I missed a "blog carnival" at Grown In My Heart with the topic "What No One Told Me About Adoption". OK, truth is I've never even heard of this blog or a blog carnival, but today when I checked in on "American Family", the post was fantastic. So I clicked along. Interesting stuff.
Of course, my experience with adoption is really different from those in the adoption triad. I'm not an adoptee or an adoptive parent or a first mother. I'm the wife of a transracially adopted man. But there are a whole lot of things that no one told me about adoption. We're on the front end of this movement to adopt transracially in some ways, maybe no one really had thought about it yet, and back in 1987 when I got married, there was no easy way for adoptee spouses to connect. Our experiences are probably very different anyway, but it's so good when we do connect to hear that in some ways, the journey is very much the same. So what do I wish I'd known?
Things I wish I'd known about being married to a TRA.
Race does matter, it just does. It's a part of identity and soul and how we all view the world.
As the white one, I'll never really understand what it's like to be a transracial adoptee. Never.

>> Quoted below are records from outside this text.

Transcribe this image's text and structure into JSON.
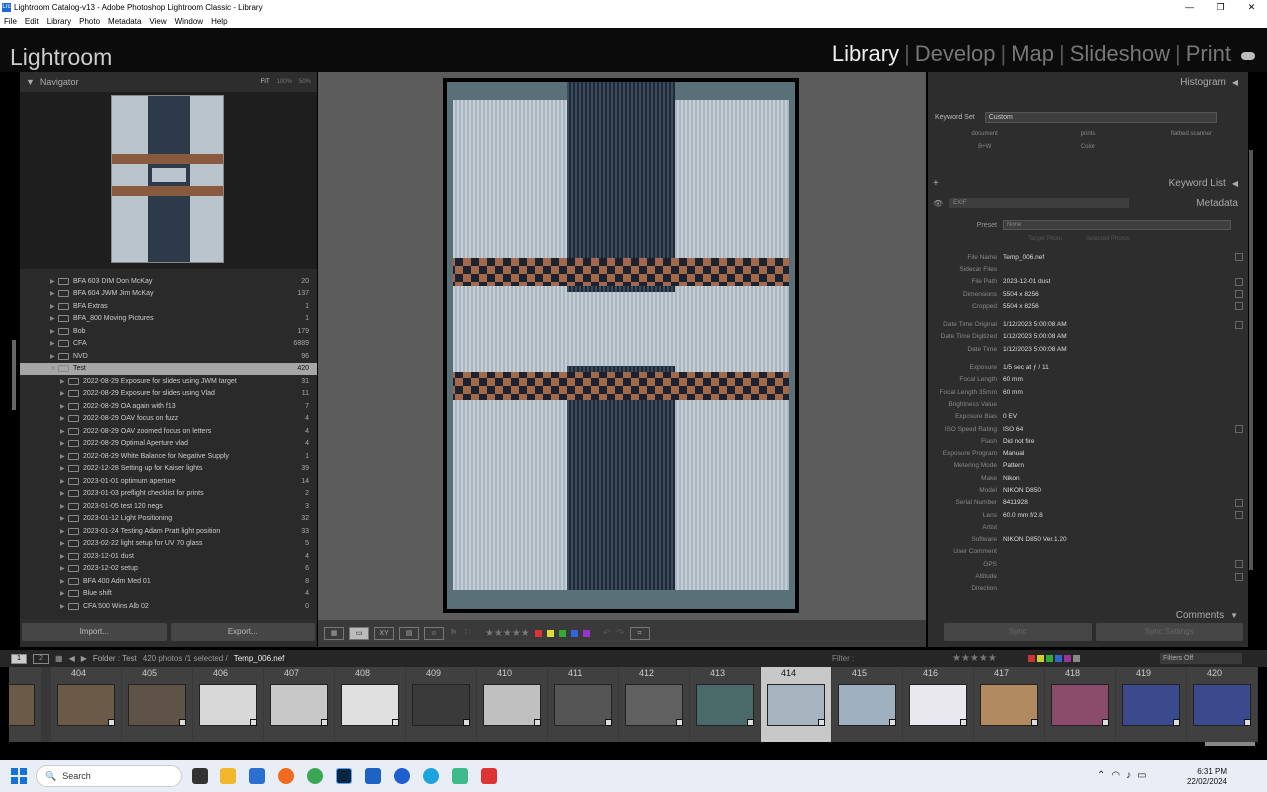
{
  "window": {
    "title": "Lightroom Catalog-v13 - Adobe Photoshop Lightroom Classic - Library",
    "app_icon": "Lrc"
  },
  "menu": [
    "File",
    "Edit",
    "Library",
    "Photo",
    "Metadata",
    "View",
    "Window",
    "Help"
  ],
  "identity": {
    "logo": "Lightroom",
    "modules": [
      "Library",
      "Develop",
      "Map",
      "Slideshow",
      "Print"
    ],
    "active_module": "Library"
  },
  "navigator": {
    "title": "Navigator",
    "zoom": [
      "FIT",
      "100%",
      "50%"
    ]
  },
  "folders": [
    {
      "name": "BFA 603 DIM Don McKay",
      "count": "20",
      "level": 1
    },
    {
      "name": "BFA 604 JWM Jim McKay",
      "count": "137",
      "level": 1
    },
    {
      "name": "BFA Extras",
      "count": "1",
      "level": 1
    },
    {
      "name": "BFA_800 Moving Pictures",
      "count": "1",
      "level": 1
    },
    {
      "name": "Bob",
      "count": "179",
      "level": 1
    },
    {
      "name": "CFA",
      "count": "6889",
      "level": 1
    },
    {
      "name": "NVD",
      "count": "96",
      "level": 1
    },
    {
      "name": "Test",
      "count": "420",
      "level": 1,
      "selected": true
    },
    {
      "name": "2022-08-29 Exposure for slides using JWM target",
      "count": "31",
      "level": 2
    },
    {
      "name": "2022-08-29 Exposure for slides using Vlad",
      "count": "11",
      "level": 2
    },
    {
      "name": "2022-08-29 OA again with f13",
      "count": "7",
      "level": 2
    },
    {
      "name": "2022-08-29 OAV focus on fuzz",
      "count": "4",
      "level": 2
    },
    {
      "name": "2022-08-29 OAV zoomed focus on letters",
      "count": "4",
      "level": 2
    },
    {
      "name": "2022-08-29 Optimal Aperture vlad",
      "count": "4",
      "level": 2
    },
    {
      "name": "2022-08-29 White Balance for Negative Supply",
      "count": "1",
      "level": 2
    },
    {
      "name": "2022-12-28 Setting up for Kaiser lights",
      "count": "39",
      "level": 2
    },
    {
      "name": "2023-01-01 optimum aperture",
      "count": "14",
      "level": 2
    },
    {
      "name": "2023-01-03 preflight checklist for prints",
      "count": "2",
      "level": 2
    },
    {
      "name": "2023-01-05 test 120 negs",
      "count": "3",
      "level": 2
    },
    {
      "name": "2023-01-12 Light Positioning",
      "count": "32",
      "level": 2
    },
    {
      "name": "2023-01-24 Testing Adam Pratt light position",
      "count": "33",
      "level": 2
    },
    {
      "name": "2023-02-22 light setup for UV 70 glass",
      "count": "5",
      "level": 2
    },
    {
      "name": "2023-12-01 dust",
      "count": "4",
      "level": 2
    },
    {
      "name": "2023-12-02 setup",
      "count": "6",
      "level": 2
    },
    {
      "name": "BFA 400 Adm Med 01",
      "count": "8",
      "level": 2
    },
    {
      "name": "Blue shift",
      "count": "4",
      "level": 2
    },
    {
      "name": "CFA 500 Wins Alb 02",
      "count": "0",
      "level": 2
    }
  ],
  "left_buttons": {
    "import": "Import...",
    "export": "Export..."
  },
  "right_panel": {
    "histogram": "Histogram",
    "keyword_set_label": "Keyword Set",
    "keyword_set_value": "Custom",
    "keywords": [
      "document",
      "prints",
      "flatbed scanner",
      "B+W",
      "Color",
      ""
    ],
    "keyword_list": "Keyword List",
    "metadata_title": "Metadata",
    "metadata_preset_value": "EXIF",
    "preset_label": "Preset",
    "preset_value": "None",
    "target_photo": "Target Photo",
    "selected_photos": "Selected Photos",
    "comments": "Comments",
    "sync": "Sync",
    "sync_settings": "Sync Settings"
  },
  "metadata": [
    {
      "k": "File Name",
      "v": "Temp_006.nef",
      "box": true
    },
    {
      "k": "Sidecar Files",
      "v": ""
    },
    {
      "k": "File Path",
      "v": "2023-12-01 dust",
      "box": true
    },
    {
      "k": "Dimensions",
      "v": "5504 x 8256",
      "box": true
    },
    {
      "k": "Cropped",
      "v": "5504 x 8256",
      "box": true
    },
    {
      "k": "Date Time Original",
      "v": "1/12/2023 5:00:08 AM",
      "box": true,
      "gap": true
    },
    {
      "k": "Date Time Digitized",
      "v": "1/12/2023 5:00:08 AM"
    },
    {
      "k": "Date Time",
      "v": "1/12/2023 5:00:08 AM"
    },
    {
      "k": "Exposure",
      "v": "1/5 sec at ƒ / 11",
      "gap": true
    },
    {
      "k": "Focal Length",
      "v": "60 mm"
    },
    {
      "k": "Focal Length 35mm",
      "v": "60 mm"
    },
    {
      "k": "Brightness Value",
      "v": ""
    },
    {
      "k": "Exposure Bias",
      "v": "0 EV"
    },
    {
      "k": "ISO Speed Rating",
      "v": "ISO 64",
      "box": true
    },
    {
      "k": "Flash",
      "v": "Did not fire"
    },
    {
      "k": "Exposure Program",
      "v": "Manual"
    },
    {
      "k": "Metering Mode",
      "v": "Pattern"
    },
    {
      "k": "Make",
      "v": "Nikon"
    },
    {
      "k": "Model",
      "v": "NIKON D850"
    },
    {
      "k": "Serial Number",
      "v": "8411928",
      "box": true
    },
    {
      "k": "Lens",
      "v": "60.0 mm f/2.8",
      "box": true
    },
    {
      "k": "Artist",
      "v": ""
    },
    {
      "k": "Software",
      "v": "NIKON D850 Ver.1.20"
    },
    {
      "k": "User Comment",
      "v": ""
    },
    {
      "k": "GPS",
      "v": "",
      "box": true
    },
    {
      "k": "Altitude",
      "v": "",
      "box": true
    },
    {
      "k": "Direction",
      "v": ""
    }
  ],
  "filmbar": {
    "screen1": "1",
    "screen2": "2",
    "source": "Folder : Test",
    "info": "420 photos /1 selected /",
    "current": "Temp_006.nef",
    "filter_label": "Filter :",
    "filters_off": "Filters Off"
  },
  "filmstrip": [
    "404",
    "405",
    "406",
    "407",
    "408",
    "409",
    "410",
    "411",
    "412",
    "413",
    "414",
    "415",
    "416",
    "417",
    "418",
    "419",
    "420"
  ],
  "filmstrip_selected": "414",
  "taskbar": {
    "search": "Search",
    "time": "6:31 PM",
    "date": "22/02/2024"
  }
}
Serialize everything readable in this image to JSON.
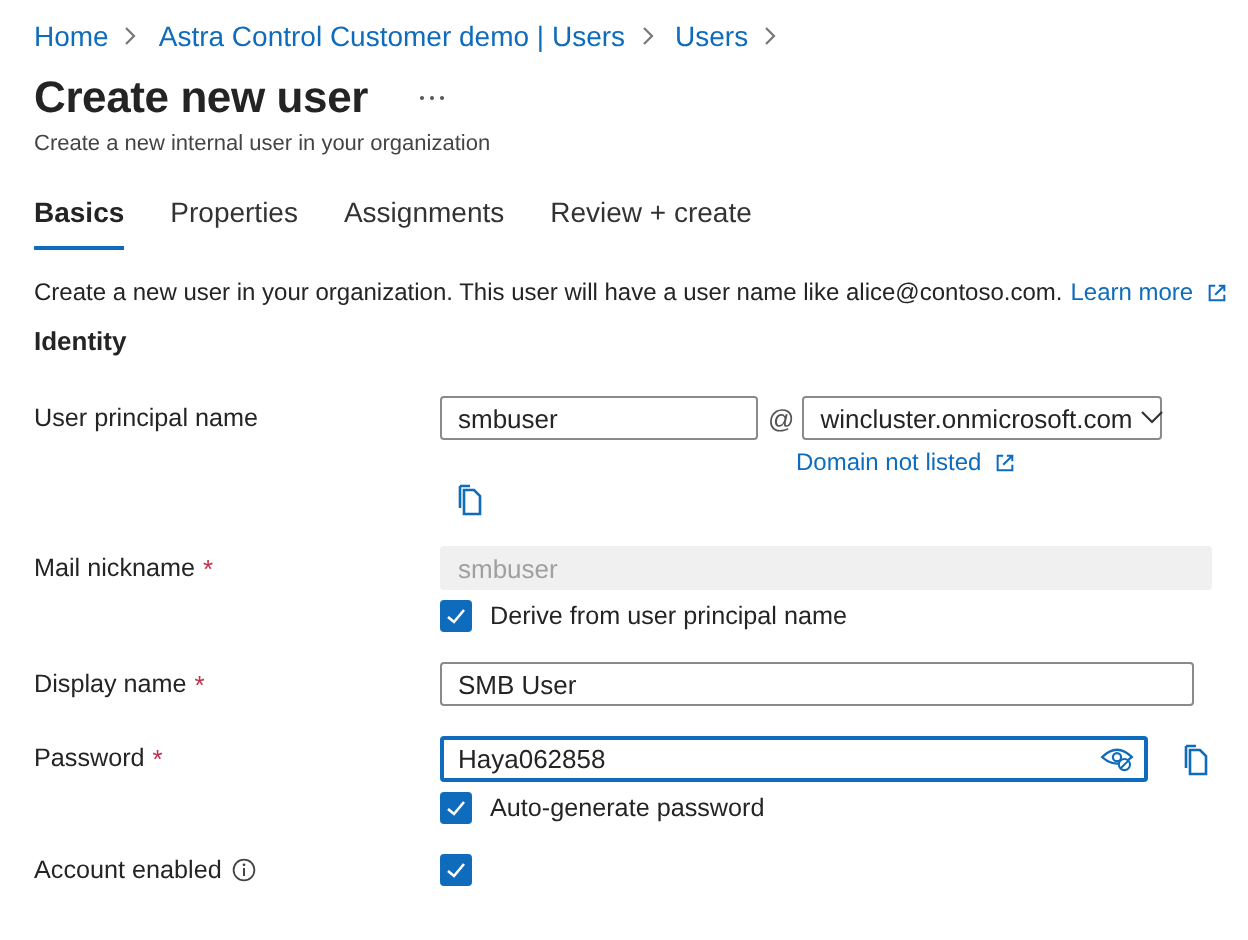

Coming to terms with his racial identity was the hardest thing my husband ever had to do, the pain was huge, bigger than huge and there was really nothing I could do but stand by and watch.
Gatherings for adult adoptees are dangerous places for committed relationships.
There is no support equal to that of other adult adoptees.
Having children who look like him has been a profound joy for husband. And for me.
Racism is everywhere. Everywhere.
Raising mixed race kids breaks your heart a little. Especially when they tell you that they feel like "freaks of nature". Even at Korean Culture camp, they don't fit in.
Looking like Keanu Reeves is a good thing for teenaged boys. Can you say "The Matrix?"
I wish someone had told me that I will never feel safe when my husband is in Asia. And did I mention he leaves for Korea tomorrow?
Celebrating Loving Day is very cool.
There is no support like knowing other spouses of transracial adoptees. And finding them is almost impossible.
We have a good life, we've built a good family. But my God, it was not easy, and for a while there it hurt so much that sometimes I had to breathe through it like labor pains. Sometimes I didn't even want to breathe through it.
We're off to buy trinkety gifts from Seattle for the people my husband will see in Korea. And we're going to try to stop picking fights with each other, which is what we always do before he takes a trip to Asia. It makes it easier for me to think about him coming home and telling me he wants a divorce. But he's not going to do that this time. I know he's not. We're a happy old married couple with crazy busy teenage boys and a nice little dog. We're so far past that crushing part of the journey it sometimes seems like it never really happened. But of course it did, and there's a bit of a PTSD kind of thing that happens when he heads off to Asia again. Maybe I'll do better this time. And maybe someday we'll even get to a point in time that it's not hard at all, that we just breeze right through. I hope so.
I really hope so.